Phenergan with codeine brandsViagra online netherlandsPromethazine codeine syrup in ukXenical tabletsGabapentin 100mg australiaBuy lexapro online usaStrattera cost irelandDrugstore acne gelHydrochlorothiazide 25 mg cost

A three-dimensional framework for analysing trading zones

The fourth edition of the Digital History in Sweden conference will be held today and tomorrow in Humlab (Umeå, Sweden). As the call for papers indicated that this year’s theme is Trading Zones of Digital History, I wanted to contribute with a presentation based on my recent open access book by the same title. One small advantage of the pandemic is that conferences are increasingly allowing remote participation and I’m happy that I can participate via Zoom. For this conference I focus on the theoretical framework underlying my research, namely the three-dimensional framework for analysing trading zones that I have developed. I propose to analyse trading zones according to 1) engagement, 2) power relations and 3) changing practices. Below you can find the abstract I submitted for the conference. If you are interested in a more elaborate discussion of this framework, see Chapter 2 of my book.

Continue reading “A three-dimensional framework for analysing trading zones”
Digital History

Book publication! Trading Zones of Digital History

I am excited to announce that my book on the trading zones of digital history has been published by De Gruyter and the Centre for Contemporary and Digital History. As the first volume of the Digital History and Hermeneutics series, this book lays the theoretical as well as empirical groundwork for analysis digital history and its contributions to the historical profession. The book is open access and can be read here.

Continue reading “Book publication! Trading Zones of Digital History”

DHBenelux 2020 submissions

This week the seventh DHBenelux conference will take place. This time it will technically not be in Belgium, the Netherlands, or Luxembourg, but online. It was scheduled to take place in Leiden, the Netherlands, but due to Covid-19 Leiden will host the conference in 2021 instead. In this post, I analyse the submissions, acceptances, authors, and abstracts. For the previous years see my other posts in the “dhbenelux” category.

Continue reading “DHBenelux 2020 submissions”
Digital History

New paper! State of the Field: Digital History

Today the journal History published the paper State of the Field: Digital History to which I had the pleasure to contribute together with Annemieke Romein, Julie Birkholz, James Baker, Michel de Gruijter, Albert Meroño-Peñuela, Thorsten Ries, Ruben Ros, and Stef Scagliola. In this paper we provide an overview of the current state of technologies and practices for data generation, analysis, and reflection for historical research. We hope the paper will provide a valuable introduction to historians and students interested in digital methods for historical research, with plenty of references for further exploration of the topic. The paper is available open access here.

Continue reading “New paper! State of the Field: Digital History”

Book review: Ian Milligan – History in the Age of Abundance?

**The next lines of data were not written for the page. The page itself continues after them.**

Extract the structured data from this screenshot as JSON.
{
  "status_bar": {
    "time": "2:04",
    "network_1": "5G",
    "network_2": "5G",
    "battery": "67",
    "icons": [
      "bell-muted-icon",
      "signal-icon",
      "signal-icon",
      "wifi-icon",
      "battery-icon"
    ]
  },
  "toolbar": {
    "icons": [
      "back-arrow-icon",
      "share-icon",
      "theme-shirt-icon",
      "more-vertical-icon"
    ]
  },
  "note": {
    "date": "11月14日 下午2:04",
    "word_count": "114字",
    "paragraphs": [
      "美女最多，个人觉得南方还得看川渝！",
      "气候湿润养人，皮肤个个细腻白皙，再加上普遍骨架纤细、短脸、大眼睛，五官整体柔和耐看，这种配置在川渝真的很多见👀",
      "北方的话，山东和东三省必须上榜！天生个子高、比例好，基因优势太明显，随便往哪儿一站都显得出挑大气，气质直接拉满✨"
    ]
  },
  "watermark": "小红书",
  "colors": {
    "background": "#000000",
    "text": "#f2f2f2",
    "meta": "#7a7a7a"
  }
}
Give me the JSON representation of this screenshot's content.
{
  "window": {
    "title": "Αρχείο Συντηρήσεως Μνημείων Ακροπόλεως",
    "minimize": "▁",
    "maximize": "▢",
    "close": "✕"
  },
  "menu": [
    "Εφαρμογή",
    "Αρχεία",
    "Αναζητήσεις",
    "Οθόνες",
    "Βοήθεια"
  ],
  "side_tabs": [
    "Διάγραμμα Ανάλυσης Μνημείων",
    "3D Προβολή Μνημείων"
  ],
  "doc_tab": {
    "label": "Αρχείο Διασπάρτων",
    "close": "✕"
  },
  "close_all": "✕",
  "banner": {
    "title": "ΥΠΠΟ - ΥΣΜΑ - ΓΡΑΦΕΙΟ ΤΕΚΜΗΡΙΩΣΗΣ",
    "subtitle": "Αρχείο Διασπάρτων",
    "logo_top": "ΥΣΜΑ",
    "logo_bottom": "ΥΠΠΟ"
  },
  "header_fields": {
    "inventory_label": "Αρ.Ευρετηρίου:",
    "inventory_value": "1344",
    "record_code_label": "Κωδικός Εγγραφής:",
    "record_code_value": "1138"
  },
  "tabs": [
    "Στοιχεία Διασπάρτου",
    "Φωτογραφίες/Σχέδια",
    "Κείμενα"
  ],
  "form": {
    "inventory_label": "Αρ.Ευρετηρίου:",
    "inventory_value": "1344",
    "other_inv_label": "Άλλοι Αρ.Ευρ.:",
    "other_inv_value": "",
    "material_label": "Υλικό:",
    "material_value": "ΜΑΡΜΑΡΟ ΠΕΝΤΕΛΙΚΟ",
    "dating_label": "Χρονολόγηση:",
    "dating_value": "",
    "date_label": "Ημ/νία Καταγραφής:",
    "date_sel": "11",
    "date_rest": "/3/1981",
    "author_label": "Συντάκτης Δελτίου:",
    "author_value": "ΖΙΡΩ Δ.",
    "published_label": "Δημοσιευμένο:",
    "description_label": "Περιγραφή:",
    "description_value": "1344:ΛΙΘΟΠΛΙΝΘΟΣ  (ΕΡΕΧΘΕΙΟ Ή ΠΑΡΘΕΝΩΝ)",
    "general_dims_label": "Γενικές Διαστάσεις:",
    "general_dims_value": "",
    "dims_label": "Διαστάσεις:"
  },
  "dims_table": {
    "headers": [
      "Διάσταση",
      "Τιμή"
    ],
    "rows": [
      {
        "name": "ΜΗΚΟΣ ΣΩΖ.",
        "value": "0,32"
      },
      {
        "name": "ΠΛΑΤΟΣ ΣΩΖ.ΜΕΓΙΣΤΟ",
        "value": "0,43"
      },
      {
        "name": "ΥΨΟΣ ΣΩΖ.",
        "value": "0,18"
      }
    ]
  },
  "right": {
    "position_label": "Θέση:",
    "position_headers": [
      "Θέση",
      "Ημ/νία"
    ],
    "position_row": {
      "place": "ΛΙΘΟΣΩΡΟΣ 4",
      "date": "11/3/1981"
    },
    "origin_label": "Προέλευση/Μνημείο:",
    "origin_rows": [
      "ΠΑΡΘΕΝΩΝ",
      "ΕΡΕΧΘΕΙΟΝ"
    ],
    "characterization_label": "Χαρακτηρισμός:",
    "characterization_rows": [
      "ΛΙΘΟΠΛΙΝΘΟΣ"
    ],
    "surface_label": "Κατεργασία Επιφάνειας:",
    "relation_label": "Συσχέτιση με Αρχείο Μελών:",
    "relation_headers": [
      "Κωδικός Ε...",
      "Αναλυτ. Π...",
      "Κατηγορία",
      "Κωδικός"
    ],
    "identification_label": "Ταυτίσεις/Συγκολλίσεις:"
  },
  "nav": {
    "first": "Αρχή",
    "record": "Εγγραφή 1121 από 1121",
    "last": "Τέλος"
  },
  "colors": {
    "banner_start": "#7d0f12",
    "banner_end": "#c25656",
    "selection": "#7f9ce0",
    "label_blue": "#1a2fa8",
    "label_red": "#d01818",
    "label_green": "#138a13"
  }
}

For the journal of Internet Histories I had the pleasure of reading Ian Milligan’s recent book History in the age of abundance? How the web is transforming historical research (McGill-Queen’s University Press, 2019). In this book, Milligan discusses the necessity of studying the web for historical research, as well as the problem this introduces with respect to abundance. In my review, I focus on how for Milligan this abundance is both a promise as a pitfall for historians. You can read the review in the journal here, or read my self-archived copy below.

Continue reading “Book review: Ian Milligan – History in the Age of Abundance?”

Paper publication: Boundary Practices of Digital Humanities Collaborations

I am really happy that today the first paper based on my PhD research was published in the DH Benelux Journal. This new journal will serve to turn select conference abstracts from the annual conference into full papers. The first volume follows last year’s conference theme Integrating Digital Humanities. My paper critically explores the integration of the humanities and the computational domains, and concludes that the digital humanities may be more heavily oriented towards the humanities than a balancing of the digital and the humanities, limiting the ability of DH to emerge as a ‘third space’ in-between the humanities and computational domains. You can find the volume here, including my paper in HTML and in PDF.

Continue reading “Paper publication: Boundary Practices of Digital Humanities Collaborations”

DH Failures vs Findings

Recent discussions in digital humanities have drawn attention to “failure”. Projects can fail to deliver a tool or fail to innovate practices. But what practices are emphasised by speaking of “failure”, and for whom is a certain result a failure? In this post, I argue that recent discussions of failure seem to take DH as software development rather than research, shaping the discussion of what DH should achieve and whether other results are thereby failures.

Continue reading “DH Failures vs Findings”